In this moving poem, quotes from the article are juxtaposed with the growing fears of a mother who is stopped at a check point by armed men who may be soldiers or militants. Like that other left leaning admirer of Orwell, Billy Bragg, Kevin is more concerned by injustice against human life and dignity, and sees that as being above narrow political agendas.

The SWP apparently “take issue” with Mr Higgins’ poetry:

Having read the article in the Galway Advertiser about Kevin Higgins, we wish to address his quote from “Socialist Worker” concerning Darfur. We are sorry that an “acclaimed” Galway poet would use a quote out of context.

The Darfur war was being depicted as genocidal “Arabs” slaughtering “black Africans” –this bore little relationship to facts. However, the depiction fitted the Islamophobic view of Arabs as violent aggressors and the portrayal of Africans as “ever the victims”.

It was problematic to label the conflict “genocide” in as much as such a term did not convey the complexity of tensions, political overspills, civil war, shifting alliances

Creating ‘Arab’ versus ‘African’ was bogus, but powerful – in whose interests? We are alarmed that Higgins would disingenuously use a quote – for his own interests.

“Socialist Worker” aims to give readers a greater understanding of world politics than the controlled mainstream media. Socialists deplore war — the senseless killing, suffering and waste — and the agendas hiding behind military interventions.

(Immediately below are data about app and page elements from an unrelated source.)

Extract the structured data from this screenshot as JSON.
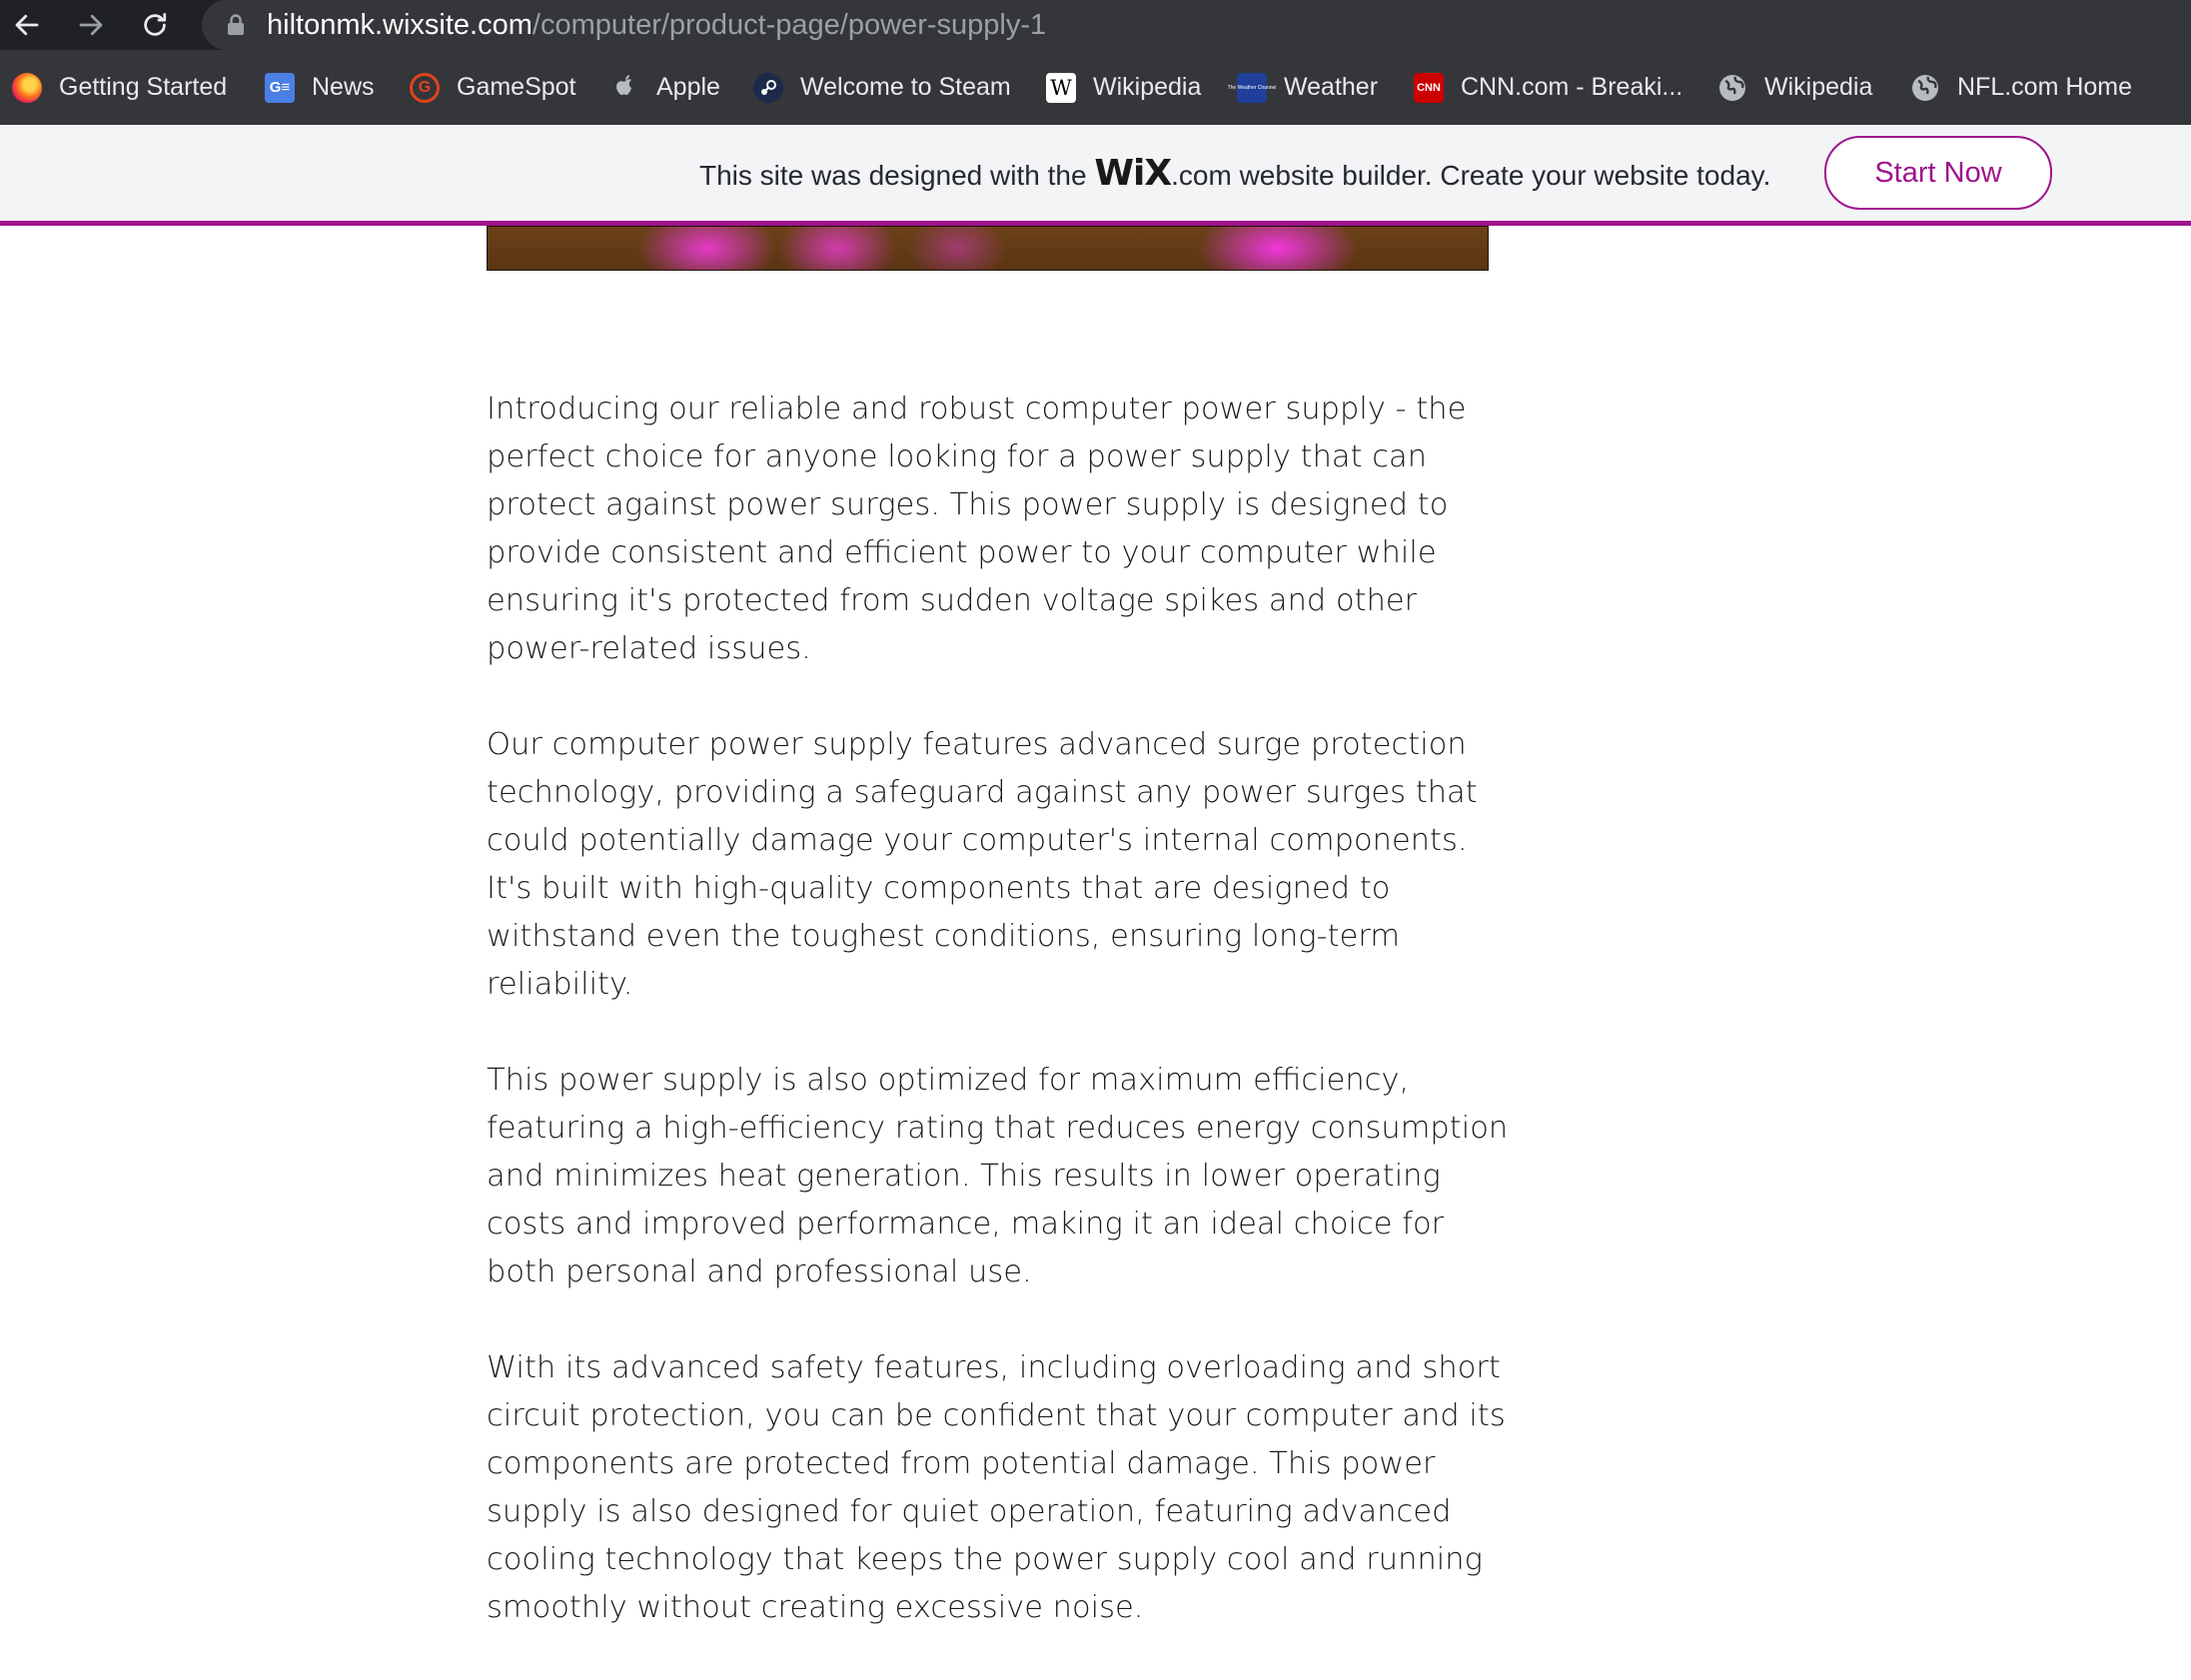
{
  "browser": {
    "url_host": "hiltonmk.wixsite.com",
    "url_path": "/computer/product-page/power-supply-1",
    "bookmarks": [
      {
        "label": "Getting Started",
        "icon": "firefox-icon"
      },
      {
        "label": "News",
        "icon": "google-news-icon"
      },
      {
        "label": "GameSpot",
        "icon": "gamespot-icon"
      },
      {
        "label": "Apple",
        "icon": "apple-icon"
      },
      {
        "label": "Welcome to Steam",
        "icon": "steam-icon"
      },
      {
        "label": "Wikipedia",
        "icon": "wikipedia-icon"
      },
      {
        "label": "Weather",
        "icon": "weather-channel-icon"
      },
      {
        "label": "CNN.com - Breaki...",
        "icon": "cnn-icon"
      },
      {
        "label": "Wikipedia",
        "icon": "globe-icon"
      },
      {
        "label": "NFL.com Home",
        "icon": "globe-icon"
      }
    ],
    "favicon_text": {
      "news": "G≡",
      "gamespot": "G",
      "wikipedia": "W",
      "weather": "The Weather Channel",
      "cnn": "CNN"
    }
  },
  "wix_banner": {
    "text_before": "This site was designed with the ",
    "logo_text": "WiX",
    "text_after": ".com website builder. Create your website today.",
    "button_label": "Start Now",
    "accent_color": "#a0138e"
  },
  "product": {
    "paragraphs": [
      "Introducing our reliable and robust computer power supply - the perfect choice for anyone looking for a power supply that can protect against power surges. This power supply is designed to provide consistent and efficient power to your computer while ensuring it's protected from sudden voltage spikes and other power-related issues.",
      "Our computer power supply features advanced surge protection technology, providing a safeguard against any power surges that could potentially damage your computer's internal components. It's built with high-quality components that are designed to withstand even the toughest conditions, ensuring long-term reliability.",
      "This power supply is also optimized for maximum efficiency, featuring a high-efficiency rating that reduces energy consumption and minimizes heat generation. This results in lower operating costs and improved performance, making it an ideal choice for both personal and professional use.",
      "With its advanced safety features, including overloading and short circuit protection, you can be confident that your computer and its components are protected from potential damage. This power supply is also designed for quiet operation, featuring advanced cooling technology that keeps the power supply cool and running smoothly without creating excessive noise."
    ]
  }
}
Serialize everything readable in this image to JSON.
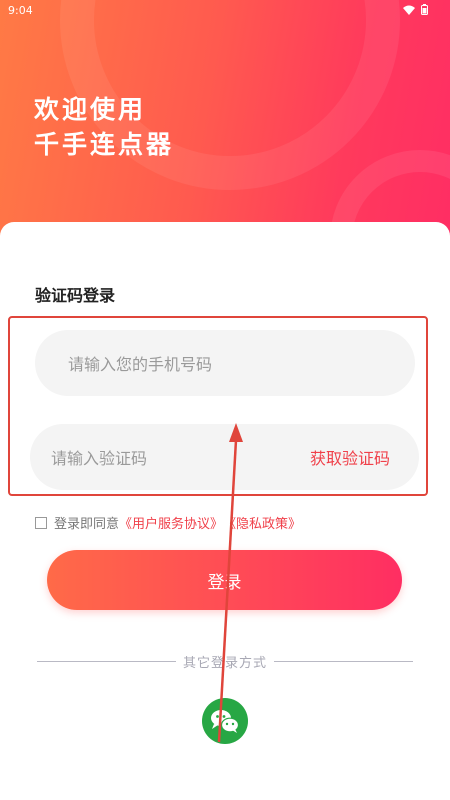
{
  "status_bar": {
    "time": "9:04",
    "icons": [
      "wifi-icon",
      "battery-icon"
    ]
  },
  "header": {
    "welcome_line1": "欢迎使用",
    "welcome_line2": "千手连点器"
  },
  "login": {
    "title": "验证码登录",
    "phone_placeholder": "请输入您的手机号码",
    "code_placeholder": "请输入验证码",
    "get_code_label": "获取验证码",
    "agreement_prefix": "登录即同意",
    "user_agreement": "《用户服务协议》",
    "privacy_policy": "《隐私政策》",
    "submit_label": "登录"
  },
  "other_login": {
    "divider_text": "其它登录方式",
    "icons": [
      "wechat-icon"
    ]
  },
  "colors": {
    "accent": "#f0404a",
    "wechat": "#27a744",
    "annotation": "#e0453b"
  }
}
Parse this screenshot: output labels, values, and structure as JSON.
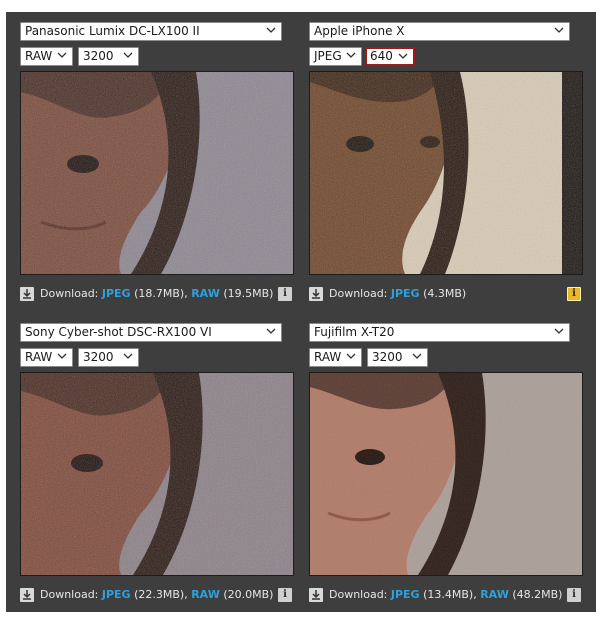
{
  "panels": [
    {
      "camera": "Panasonic Lumix DC-LX100 II",
      "format": "RAW",
      "iso": "3200",
      "iso_active": false,
      "download": {
        "label": "Download:",
        "jpeg_label": "JPEG",
        "jpeg_size": "(18.7MB),",
        "raw_label": "RAW",
        "raw_size": "(19.5MB)"
      },
      "info_icon": "info-icon"
    },
    {
      "camera": "Apple iPhone X",
      "format": "JPEG",
      "iso": "640",
      "iso_active": true,
      "download": {
        "label": "Download:",
        "jpeg_label": "JPEG",
        "jpeg_size": "(4.3MB)"
      },
      "info_icon": "info-warning-icon"
    },
    {
      "camera": "Sony Cyber-shot DSC-RX100 VI",
      "format": "RAW",
      "iso": "3200",
      "iso_active": false,
      "download": {
        "label": "Download:",
        "jpeg_label": "JPEG",
        "jpeg_size": "(22.3MB),",
        "raw_label": "RAW",
        "raw_size": "(20.0MB)"
      },
      "info_icon": "info-icon"
    },
    {
      "camera": "Fujifilm X-T20",
      "format": "RAW",
      "iso": "3200",
      "iso_active": false,
      "download": {
        "label": "Download:",
        "jpeg_label": "JPEG",
        "jpeg_size": "(13.4MB),",
        "raw_label": "RAW",
        "raw_size": "(48.2MB)"
      },
      "info_icon": "info-icon"
    }
  ],
  "colors": {
    "background": "#3e3e3e",
    "link": "#2fa0de",
    "active_border": "#a01818",
    "warning": "#e8b82a"
  }
}
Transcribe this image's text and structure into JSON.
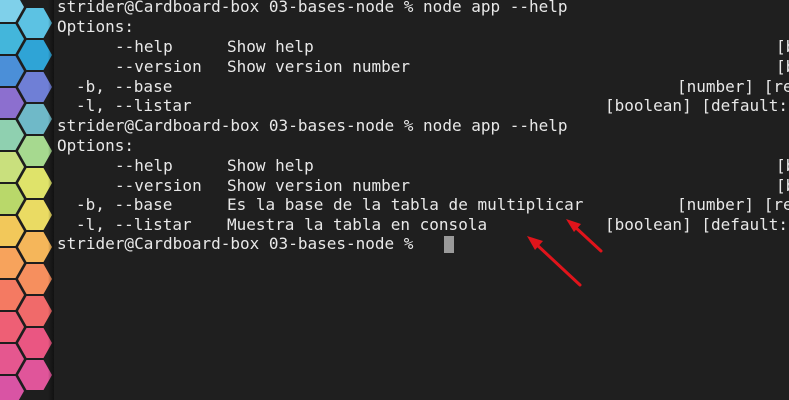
{
  "terminal": {
    "lines": [
      {
        "prompt": "strider@Cardboard-box 03-bases-node % node app --help"
      },
      {
        "text": "Options:"
      },
      {
        "flag": "--help",
        "desc": "Show help",
        "type": "[b"
      },
      {
        "flag": "--version",
        "desc": "Show version number",
        "type": "[b"
      },
      {
        "flag": "-b, --base",
        "desc": "",
        "type": "[number] [re"
      },
      {
        "flag": "-l, --listar",
        "desc": "",
        "type": "[boolean] [default:"
      },
      {
        "prompt": "strider@Cardboard-box 03-bases-node % node app --help"
      },
      {
        "text": "Options:"
      },
      {
        "flag": "--help",
        "desc": "Show help",
        "type": "[b"
      },
      {
        "flag": "--version",
        "desc": "Show version number",
        "type": "[b"
      },
      {
        "flag": "-b, --base",
        "desc": "Es la base de la tabla de multiplicar",
        "type": "[number] [re"
      },
      {
        "flag": "-l, --listar",
        "desc": "Muestra la tabla en consola",
        "type": "[boolean] [default:"
      },
      {
        "prompt": "strider@Cardboard-box 03-bases-node % "
      }
    ]
  },
  "colors": {
    "terminal_bg": "#1f1f1f",
    "text": "#e8e8e8",
    "cursor": "#9a9a9a",
    "annotation_arrow": "#e0141b"
  }
}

Is Higgins a self-professed socialist, just like an Taoiseach Bertie Ahern, if he thinks that, “the society we have is far preferable to anything the comrades would bring”. So, children living in poverty denied adequate housing and education, people dying from curable diseases or on hospital waiting lists, and millions of innocents being slaughtered in resource wars, are acceptable?

Maybe Higgins had an unhappy childhood in Militant, or maybe he would have been better off if he had found masturbation. He definitely didn’t find the socialism that many on the far left in Galway envisage and work towards: true democracy, peace and equality, whether one lives in Ireland or elsewhere. Thankfully, he doesn’t take himself too seriously.

Nice to know that the SWP are the same gobshites the world over.

In other news, these clowns are proposing the creation of a “new left party” in Ireland. My guess is that they’ll be looking to form an alliance with Lefebvrist catholics.


Here is the offending poem:


A bone field fifty metres by fifty.
It’s problematic to describe this as genocide.
I gather firewood at eight o’clock in the morning.
My son clings to my dress. Men in uniforms
with military insignia stop their car
and throw him into a fire. Then five of them
one after the other. I am paralysed.
It’s problematic to describe this as genocide.
The solution is not military intervention. We demand
the US keep its hands off Sudan.
Children start jumping out windows
when the Janjaweed come into the school.
The police begin firing. Everyone,
mainly babies and the elderly,
falls down. I am standing on bodies.
A military barracks.
No bathroom. People stay still,
suffering their wounds.
People stay still. No bathroom.
A military barracks. I am standing on bodies,
fall down. Mainly babies and the elderly.
Everyone. The police begin firing.
When the Janjaweed come into the school,
children start jumping out windows.
The solution not military intervention.
The US keep its hands off Sudan, we demand
It’s problematic to describe this as genocide.
I am paralysed. One after the other,
five of them. They stop their car
and throw him into a fire. Men
in uniforms with military insignia.
My son clings to my dress.
At eight o’clock in the morning I gather firewood.
It’s problematic to describe this as genocide.
A bone field fifty metres by fifty.


(the non-italicised lines are quotations from eye-witness accounts from Darfur)

from Time Gentlemen, Please (Salmon Poetry, 2008)

You can also see Kevin Higgins reading the piece here.